My cousin in front of me sobbed and my mother to the right of me wiped silent tears from her cheeks in an unfamiliar church as my uncle got up in front of a meager crowd of older couples and my cousins and I to make the first and only speech at the funeral. No one else was strong enough. The story my uncle told that day was actually the most beautiful love story of all time. It was short but it was sweet and it was real. It belonged in fairy tales. I had not yet experienced love from someone that wasn’t family before. I had not even had a boyfriend. I had not even been touched by a boy. But I heard the story of Jack and Darlene and how they met and knew that I would have one too, if I was so lucky.

My grandparents had not known each other until much later in their lives when they met in the late fifties, although they lived in the same city. They had no friends in common. They probably would have never met ever, if it wasn’t for pure chance. Or was it fate? I am not sure yet if I believe in fate, but if anything were to point to it’s existence as more than just a concept attributed to those who also believe in astrology or God, it would be the meeting and subsequent solid marriage of my grandparents.

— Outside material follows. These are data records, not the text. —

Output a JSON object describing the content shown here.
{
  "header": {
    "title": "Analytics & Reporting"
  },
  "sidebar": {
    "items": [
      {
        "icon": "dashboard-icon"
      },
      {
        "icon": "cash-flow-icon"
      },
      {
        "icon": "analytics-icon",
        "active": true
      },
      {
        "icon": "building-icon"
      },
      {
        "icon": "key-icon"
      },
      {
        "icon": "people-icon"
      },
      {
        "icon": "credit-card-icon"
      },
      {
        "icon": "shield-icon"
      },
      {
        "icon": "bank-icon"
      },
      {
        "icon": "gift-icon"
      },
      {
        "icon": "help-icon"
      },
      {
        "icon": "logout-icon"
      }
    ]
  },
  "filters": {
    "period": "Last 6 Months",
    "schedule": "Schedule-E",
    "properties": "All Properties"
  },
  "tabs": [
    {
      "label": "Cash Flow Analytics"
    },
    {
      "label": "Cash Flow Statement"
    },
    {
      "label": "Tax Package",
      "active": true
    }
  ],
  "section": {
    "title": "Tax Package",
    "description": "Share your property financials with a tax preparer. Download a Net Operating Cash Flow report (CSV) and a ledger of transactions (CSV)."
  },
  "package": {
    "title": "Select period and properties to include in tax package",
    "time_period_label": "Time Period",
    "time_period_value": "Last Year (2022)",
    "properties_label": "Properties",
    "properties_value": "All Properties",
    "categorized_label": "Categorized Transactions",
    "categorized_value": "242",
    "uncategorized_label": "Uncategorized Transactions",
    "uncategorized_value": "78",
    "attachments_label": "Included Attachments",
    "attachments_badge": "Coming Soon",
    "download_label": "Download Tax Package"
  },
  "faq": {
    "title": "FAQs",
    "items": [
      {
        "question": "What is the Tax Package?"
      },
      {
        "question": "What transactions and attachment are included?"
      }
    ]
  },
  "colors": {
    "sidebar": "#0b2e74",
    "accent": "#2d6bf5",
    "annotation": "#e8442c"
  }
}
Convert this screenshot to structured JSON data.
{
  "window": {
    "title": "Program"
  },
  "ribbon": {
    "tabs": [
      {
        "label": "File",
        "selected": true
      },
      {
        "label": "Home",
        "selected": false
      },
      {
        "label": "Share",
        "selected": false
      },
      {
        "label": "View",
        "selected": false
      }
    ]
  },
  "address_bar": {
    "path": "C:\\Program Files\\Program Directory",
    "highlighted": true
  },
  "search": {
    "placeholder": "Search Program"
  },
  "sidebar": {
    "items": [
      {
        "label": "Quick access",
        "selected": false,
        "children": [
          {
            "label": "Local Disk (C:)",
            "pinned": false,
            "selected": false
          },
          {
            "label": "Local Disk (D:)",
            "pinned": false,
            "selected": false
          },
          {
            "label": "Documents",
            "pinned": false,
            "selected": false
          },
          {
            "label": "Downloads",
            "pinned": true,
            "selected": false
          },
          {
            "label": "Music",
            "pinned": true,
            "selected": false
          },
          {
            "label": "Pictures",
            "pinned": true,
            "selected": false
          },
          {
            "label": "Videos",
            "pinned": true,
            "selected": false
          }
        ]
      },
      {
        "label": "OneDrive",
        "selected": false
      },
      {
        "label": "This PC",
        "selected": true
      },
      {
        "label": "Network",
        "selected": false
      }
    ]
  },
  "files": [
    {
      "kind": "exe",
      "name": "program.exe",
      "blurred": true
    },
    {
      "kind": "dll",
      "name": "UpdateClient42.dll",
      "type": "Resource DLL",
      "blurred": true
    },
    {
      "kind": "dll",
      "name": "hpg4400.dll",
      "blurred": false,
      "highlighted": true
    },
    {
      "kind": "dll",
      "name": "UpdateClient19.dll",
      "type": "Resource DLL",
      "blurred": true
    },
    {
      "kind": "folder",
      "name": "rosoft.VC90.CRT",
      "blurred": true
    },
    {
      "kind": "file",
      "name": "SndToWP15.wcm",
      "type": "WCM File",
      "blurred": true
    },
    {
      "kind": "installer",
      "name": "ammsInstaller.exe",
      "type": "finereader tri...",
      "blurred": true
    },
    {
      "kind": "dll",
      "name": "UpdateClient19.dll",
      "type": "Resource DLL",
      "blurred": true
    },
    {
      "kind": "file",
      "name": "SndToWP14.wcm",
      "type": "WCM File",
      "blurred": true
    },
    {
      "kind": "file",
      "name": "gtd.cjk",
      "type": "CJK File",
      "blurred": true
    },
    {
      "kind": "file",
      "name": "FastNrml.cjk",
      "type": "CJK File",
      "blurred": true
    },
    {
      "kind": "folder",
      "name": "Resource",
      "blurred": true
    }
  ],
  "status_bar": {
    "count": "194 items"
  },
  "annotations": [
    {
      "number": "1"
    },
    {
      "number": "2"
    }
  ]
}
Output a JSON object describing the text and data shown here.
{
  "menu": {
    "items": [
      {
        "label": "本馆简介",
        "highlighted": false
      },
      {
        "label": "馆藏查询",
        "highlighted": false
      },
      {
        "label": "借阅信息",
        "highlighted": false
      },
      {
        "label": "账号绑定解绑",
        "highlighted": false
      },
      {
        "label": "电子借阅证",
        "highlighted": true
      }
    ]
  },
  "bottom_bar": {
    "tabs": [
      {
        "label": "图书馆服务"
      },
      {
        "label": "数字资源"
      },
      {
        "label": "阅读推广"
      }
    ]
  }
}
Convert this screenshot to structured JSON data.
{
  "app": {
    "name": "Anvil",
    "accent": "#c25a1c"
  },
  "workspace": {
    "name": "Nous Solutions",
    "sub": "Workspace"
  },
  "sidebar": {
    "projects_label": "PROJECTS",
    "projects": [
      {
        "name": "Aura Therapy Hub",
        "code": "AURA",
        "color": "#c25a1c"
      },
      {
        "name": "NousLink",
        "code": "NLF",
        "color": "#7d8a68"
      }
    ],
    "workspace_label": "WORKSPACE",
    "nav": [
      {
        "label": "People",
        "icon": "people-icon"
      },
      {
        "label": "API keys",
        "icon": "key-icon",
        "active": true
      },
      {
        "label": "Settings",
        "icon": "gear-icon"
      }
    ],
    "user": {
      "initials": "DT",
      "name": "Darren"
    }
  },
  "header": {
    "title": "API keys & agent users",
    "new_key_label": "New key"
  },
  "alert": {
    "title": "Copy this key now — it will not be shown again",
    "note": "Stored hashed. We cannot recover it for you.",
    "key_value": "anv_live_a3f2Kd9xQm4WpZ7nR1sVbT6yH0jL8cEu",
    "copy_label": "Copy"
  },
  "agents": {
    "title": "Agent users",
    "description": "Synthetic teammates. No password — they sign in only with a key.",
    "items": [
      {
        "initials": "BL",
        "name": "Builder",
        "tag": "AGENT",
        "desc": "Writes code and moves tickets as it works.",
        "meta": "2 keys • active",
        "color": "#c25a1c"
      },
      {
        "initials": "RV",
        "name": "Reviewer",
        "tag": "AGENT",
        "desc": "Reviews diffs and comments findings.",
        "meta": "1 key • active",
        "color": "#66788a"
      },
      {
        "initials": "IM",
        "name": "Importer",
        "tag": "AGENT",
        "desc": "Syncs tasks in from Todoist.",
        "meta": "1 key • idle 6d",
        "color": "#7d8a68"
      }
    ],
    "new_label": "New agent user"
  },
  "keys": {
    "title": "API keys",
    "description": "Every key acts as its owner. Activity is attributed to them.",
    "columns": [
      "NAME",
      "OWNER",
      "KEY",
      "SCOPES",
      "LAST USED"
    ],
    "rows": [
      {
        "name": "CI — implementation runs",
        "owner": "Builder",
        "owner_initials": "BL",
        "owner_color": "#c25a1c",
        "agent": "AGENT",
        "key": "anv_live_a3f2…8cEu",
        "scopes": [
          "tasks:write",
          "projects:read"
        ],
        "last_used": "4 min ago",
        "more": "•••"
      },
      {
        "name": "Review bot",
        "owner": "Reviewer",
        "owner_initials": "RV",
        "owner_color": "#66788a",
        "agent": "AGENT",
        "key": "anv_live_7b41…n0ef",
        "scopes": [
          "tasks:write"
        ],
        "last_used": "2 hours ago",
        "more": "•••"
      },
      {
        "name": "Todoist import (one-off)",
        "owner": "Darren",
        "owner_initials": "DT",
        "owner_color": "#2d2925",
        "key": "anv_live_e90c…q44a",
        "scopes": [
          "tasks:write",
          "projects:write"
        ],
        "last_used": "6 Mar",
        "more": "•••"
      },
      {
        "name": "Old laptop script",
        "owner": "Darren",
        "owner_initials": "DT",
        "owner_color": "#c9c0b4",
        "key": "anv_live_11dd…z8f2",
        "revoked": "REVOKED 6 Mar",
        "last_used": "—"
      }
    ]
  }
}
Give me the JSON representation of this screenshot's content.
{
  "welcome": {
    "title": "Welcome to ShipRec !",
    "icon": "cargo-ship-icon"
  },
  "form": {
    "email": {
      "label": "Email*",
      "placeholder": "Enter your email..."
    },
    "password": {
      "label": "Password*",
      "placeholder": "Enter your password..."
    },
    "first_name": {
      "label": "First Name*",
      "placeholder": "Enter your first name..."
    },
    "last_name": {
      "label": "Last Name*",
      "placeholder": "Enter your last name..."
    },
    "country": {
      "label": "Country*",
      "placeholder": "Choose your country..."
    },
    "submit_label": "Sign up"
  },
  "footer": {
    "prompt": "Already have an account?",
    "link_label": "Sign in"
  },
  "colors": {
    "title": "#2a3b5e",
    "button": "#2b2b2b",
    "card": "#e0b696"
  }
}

My grandfather was driving on the 101 freeway. I don’t know the day or the time or the weather or his destination, but I know that in the distance, he saw a strange car stopped on the side of the freeway and a woman standing outside of it all by herself. According to the story my uncle told, my grandfather Jack, pulled over to the side of the road where her car was and got out to help her because it was the gentlemanly thing to do. Cell phones didn’t exist at the time, obviously. The problem turned out to be a flat tire and the woman turned out to be the most beautiful woman my grandfather had ever seen. He changed her tire, discovered that her name was Darlene, and almost let her leave. Almost. But before she did, he had to ask her out for dinner. She agreed and that very same night, they had dinner together and later were married. They stayed married until Darlene’s last day of life.

The story is short, but at the time it hit me so hard. Great love stories like that continue on in my family. My parents had one and I had one once, although the end was far from beautiful, but it was something I’ll always remember. Ultimately, as I sat next to members of my family that day, I learned to not let another life pass me by without knowing who they were to the best of my ability. I know if I had asked my grandmother anything she would have given me hours worth of answers. I’m not upset, though. The passing down of stories is almost more magical and surreal. As of recent I’ve learned that Darlene owned a duck, decorated for nearly every holiday, and loved to plan and throw parties. She made every costume my mother and uncle wore for Halloween by hand. She never put on makeup unless she was going out. She had the tiniest waist of any woman I’ve ever known. And if I ever need a good love story, my grandfather is always near to tell me of how they met on the side of the freeway.